On that haunted, detached first single, the person at the front desk of the Lafayette Hotel (a two-month home for Tillman, as part of a self-imposed exile) tosses an Isbell namedrop onto an escalating pile of hotel room hallucinations and Truman Show delusions. The production, by Jonathan Rado of Foxygen and longtime collaborator Jonathan Wilson, adds to the feeling that the music itself is looking down upon Mr. Tillman, with a guitar line rudely interrupting that Isbell line and confused ad-libs dotting the ends of the stereo field. Where the soft-rock leanings were usually meant as a contrast to bottomless pits of lyrical irony, the repetitive, mid-tempo arrangements–several songs start with a similar chunky piano voicing–wind up making the material sound more somber than ever.

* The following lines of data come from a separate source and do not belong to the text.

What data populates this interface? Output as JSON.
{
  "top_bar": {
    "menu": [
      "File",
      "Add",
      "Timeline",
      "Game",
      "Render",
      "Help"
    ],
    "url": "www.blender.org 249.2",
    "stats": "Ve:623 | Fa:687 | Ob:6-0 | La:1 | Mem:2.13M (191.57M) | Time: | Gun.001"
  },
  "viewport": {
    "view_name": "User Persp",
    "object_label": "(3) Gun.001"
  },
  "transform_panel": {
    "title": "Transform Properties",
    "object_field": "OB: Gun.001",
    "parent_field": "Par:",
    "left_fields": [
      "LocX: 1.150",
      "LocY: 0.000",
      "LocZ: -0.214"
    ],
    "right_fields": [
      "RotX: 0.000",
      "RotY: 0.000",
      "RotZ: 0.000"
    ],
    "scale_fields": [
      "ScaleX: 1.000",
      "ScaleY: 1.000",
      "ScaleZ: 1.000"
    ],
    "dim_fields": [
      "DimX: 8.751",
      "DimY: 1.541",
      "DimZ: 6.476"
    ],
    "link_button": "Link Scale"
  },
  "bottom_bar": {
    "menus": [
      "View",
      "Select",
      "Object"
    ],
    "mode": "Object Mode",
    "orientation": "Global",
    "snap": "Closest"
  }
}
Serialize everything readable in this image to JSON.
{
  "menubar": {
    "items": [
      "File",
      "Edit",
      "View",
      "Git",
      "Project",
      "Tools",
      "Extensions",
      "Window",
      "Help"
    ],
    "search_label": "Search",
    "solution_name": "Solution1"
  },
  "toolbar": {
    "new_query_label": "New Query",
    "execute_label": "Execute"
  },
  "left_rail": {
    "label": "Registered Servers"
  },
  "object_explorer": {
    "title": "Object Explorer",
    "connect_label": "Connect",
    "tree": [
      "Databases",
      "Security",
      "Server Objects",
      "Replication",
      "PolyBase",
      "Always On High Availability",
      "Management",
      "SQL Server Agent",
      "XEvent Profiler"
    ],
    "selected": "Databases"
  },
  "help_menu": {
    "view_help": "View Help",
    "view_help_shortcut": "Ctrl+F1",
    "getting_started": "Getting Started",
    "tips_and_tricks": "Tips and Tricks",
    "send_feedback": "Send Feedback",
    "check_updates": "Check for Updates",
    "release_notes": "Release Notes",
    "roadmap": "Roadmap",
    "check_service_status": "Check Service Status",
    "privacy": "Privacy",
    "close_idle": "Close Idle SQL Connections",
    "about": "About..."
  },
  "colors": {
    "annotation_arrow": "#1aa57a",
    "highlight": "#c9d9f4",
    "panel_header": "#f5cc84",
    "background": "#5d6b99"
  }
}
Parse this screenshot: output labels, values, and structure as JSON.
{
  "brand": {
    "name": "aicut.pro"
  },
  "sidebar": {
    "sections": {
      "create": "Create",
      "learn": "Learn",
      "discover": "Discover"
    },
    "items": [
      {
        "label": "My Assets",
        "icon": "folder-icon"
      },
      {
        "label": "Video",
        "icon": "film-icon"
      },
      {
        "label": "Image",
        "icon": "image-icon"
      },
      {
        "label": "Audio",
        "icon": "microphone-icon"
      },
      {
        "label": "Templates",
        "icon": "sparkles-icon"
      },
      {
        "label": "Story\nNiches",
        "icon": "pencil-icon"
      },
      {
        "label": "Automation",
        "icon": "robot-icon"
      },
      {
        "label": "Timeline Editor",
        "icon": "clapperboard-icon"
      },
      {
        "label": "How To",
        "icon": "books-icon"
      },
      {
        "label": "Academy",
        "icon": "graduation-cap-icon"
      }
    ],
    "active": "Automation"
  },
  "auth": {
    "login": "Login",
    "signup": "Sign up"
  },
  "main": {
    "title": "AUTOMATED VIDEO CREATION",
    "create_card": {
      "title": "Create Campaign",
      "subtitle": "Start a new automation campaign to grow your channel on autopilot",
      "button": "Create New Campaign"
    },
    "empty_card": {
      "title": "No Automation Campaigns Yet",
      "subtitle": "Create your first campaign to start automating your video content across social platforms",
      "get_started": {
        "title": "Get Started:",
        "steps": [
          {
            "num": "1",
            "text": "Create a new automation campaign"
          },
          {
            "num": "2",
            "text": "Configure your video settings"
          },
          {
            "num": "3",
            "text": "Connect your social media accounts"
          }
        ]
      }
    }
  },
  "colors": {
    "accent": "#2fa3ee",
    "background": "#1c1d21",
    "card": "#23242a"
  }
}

“Mr. Tillman” was funny on first release, but feels darker after the rest of the album deconstructs what Father John Misty is. As it turns out, the only person more done with Father John Misty than the hotel concierge (and every interviewer alive) is Josh Tillman himself, as his self-destructive lothario alter-ego and his true self have become inseparable. His fourth album as FJM, God’s Favorite Customer, suggests a new possibility: Father John Misty is the real person, and the idea of a grounded, just-trolling-you Josh Tillman behind closed doors was the act.
If that’s the case, it’s no wonder the album shines when the humor returns. A line like “Last night I wrote a poem/Man, I must have been in the poem zone” is more revealing than any line on the actual melodramatic thought exercise “The Songwriter.” Meanwhile, Emma remains the one thing that prevents Father John Misty from being a complete mess, as their relationship goes right to the edge of toxicity. On “Please Don’t Die,” she’s telling him not to die, but the reverse is just as apparent.
Most of the album’s pathos comes undone by the last song. “We’re Only People” resembles the end of Jason Reitman’s underrated Young Adult; a single conversation with Charlize Theron’s character is enough to undo all that character’s development, and she ends the film unchanged. Similarly, Misty goes right back to the worst of Pure Comedy territory, making half-ironic grand statements about humanity instead of finding the humanity in himself. The closing lines of “you’ve been hurt/and I’ve been hurt/but what do we do now?” resembles his previous mic-drops (“seen you around, what’s your name,” “there’s nothing to fear”), but the gut-punch effect doesn’t land quite the same. The album is at its best as a real “concept album about Josh Tillman,” insofar as Tillman and Misty will ever define themselves as “real,” wholly independent beings. I hope the next record will be about recovery.
For now, we’re stuck with a record that’s both intentionally and unintentionally frustrating: A record about self-loathing where the actual remorse is absent, where its creator would insist that’s the point. A record fronted by a writer self-aware enough to note a contrast between several-years-sober Jason Isbell and two-months-into-a-hotel-exile Father John Misty, but doesn’t to come to any greater conclusion than “we’re only people.”